THE MANY PHOTOGRAPHIC PAPER PRINTS
On the Presentation Forms of Film Stills
Film stills, meaning photographic images for which a film scene was reenacted, are the subject of numerous research papers. This genre of images allows a reflection on themes such as pose, movement and stillness as well as the long and complex interrelation between film and photography. This essay, however, adopts a new perspective on the film still by focusing primarily on the various forms of dissemination in print media and thereby considering them to be an essential part of the power of this genre. Following on from that, the question is raised of which of the film still’s inherent qualities enable such manifold dissemination and whether this new perspective on the film still ultimately opens up a specific understanding of the mediality of film and photography.
MEASURING AIR POLLUTANTS
IN THE PHOTOGRAPHY STORAGES OF
THE SPRENGEL MUSEUM HANNOVER
A Pragmatic Approach
In order to exclude the possibility of problems associated with air pollutants in the photography storages of the Sprengel Museum Hannover, we looked for a way of examining the relevant substances, namely ozone, sulfur dioxide, nitrous gases, acetic acid, formaldehyde, and volatile organic compounds (VOCs). Since such monitoring is normally very expensive when performed by analytical laboratories, an alternative idea was devised and subsequently tested to conduct these kind of measurements independently using a pump from the company Dräger together with the corresponding measuring tubes. In order to measure VOCs, passive collectors were deployed which were then examined by an external laboratory. The testing detected no alarming levels of air pollutants; however, the detection limits of the tubes employed were not as low as one would have wished for.
Kristina Lowis und Christina Stehr
“WHAT IN HEAVEN’S NAME
DO YOU MEAN BY
‘WORK PRINT – NO ORIGINALS’?”
Abisag Tüllmann’s Photographic Estate Striking a Balance
between Analog Archive and Digital Presence
The article describes the cataloging project of the estate of Abisag Tüllmann (1935–1996), which was conducted with the financial support of the Abisag Tüllmann Foundation from 2016 to 2019 in the bpk-Bildagentur (Prussian Cultural Heritage Foundation). The aim of the project was to consider the photograph both as an object and a visual source of information in order to highlight the material aspects more strongly and illustrate the contextualization of historical collections.

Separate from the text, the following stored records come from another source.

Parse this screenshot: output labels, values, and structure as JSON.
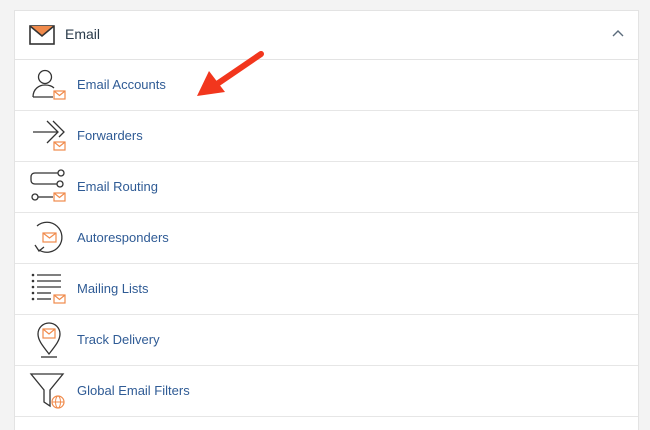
{
  "section": {
    "title": "Email",
    "icon": "envelope-icon",
    "collapse_icon": "chevron-up-icon"
  },
  "items": [
    {
      "label": "Email Accounts",
      "icon": "user-envelope-icon"
    },
    {
      "label": "Forwarders",
      "icon": "forward-arrows-icon"
    },
    {
      "label": "Email Routing",
      "icon": "routing-icon"
    },
    {
      "label": "Autoresponders",
      "icon": "autoresponder-icon"
    },
    {
      "label": "Mailing Lists",
      "icon": "mailing-list-icon"
    },
    {
      "label": "Track Delivery",
      "icon": "location-pin-envelope-icon"
    },
    {
      "label": "Global Email Filters",
      "icon": "filter-globe-icon"
    }
  ],
  "colors": {
    "link": "#2f5b95",
    "accent": "#f08a4b",
    "icon_stroke": "#333333",
    "annotation_arrow": "#f2361d"
  }
}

During the course of the project some 56,113 silver gelatin prints, over 20,000 color transparencies and around 1,000 written documents were viewed. More than 3,000 were digitized and recorded individually while all 8,388 contact sheets were digitized. With the research website an online presentation has been created that aims to make the oeuvre in all its diversity better known and invites all those interested to take a more in-depth look at the photographic work of Tüllmann.
PHOTOGRAPHY AS A STRATEGIC ‘WEAPON’
Otto Wagner’s Use of the Medium in the Architectural Discourse of Modernism
Otto Wagner (1841–1918), the architect of ‘modern living’, is considered a pioneer thanks to his propagandistic call for a fundamental renewal of architecture. In his passionate advocacy of an approach oriented towards the functional requirements of the present day, he made use of the persuasive power of the photographic image. Unlike his colleagues, who saw photographs merely as technical aids, Wagner was one of the first in the trade to make use of their specific media properties. As a tireless campaigner for a modern approach to architecture according to his vision, he made use of photographic images in his publications, too. Taking as a starting point a recently discovered bundle of original prints previously owned by Wagner, the exhibition at the Photoinstitut Bonartes in Vienna analysed the strategic use of the medium in the early days of architectural Modernism.
TAKING PHOTOGRAPHS IN THE CITY
135 Years of Photo-(Hi)stories from Lucerne and Surroundings
The city of Lucerne is one of the most popular tourist destinations in Switzerland. However, the city’s surroundings, the canton, is not as well known. In the period from 1840 to 1975 it was largely shaped by agriculture and small businesses. This contrast is reflected by Lucerne’s photographic history, which Swiss photography historian and curator Markus Schürpf and a team from Historisches Museum Luzern present with the exhibition and book “Luzern. Fotografiert. Menschen und Maschinen – Berge und Bauern 1840 bis 1975” (Lucerne. Photographed. People and Machines – Mountains and Farmers) based on a “journey of discovery through the collections and archives of twenty institutions, firms and photographers”. The biographies of several male photographers and one female photographer, the emergence and disappearance of photographic studios and the produce of photographic work illustrate the diverse connections between the history of photography and the everyday history of a region.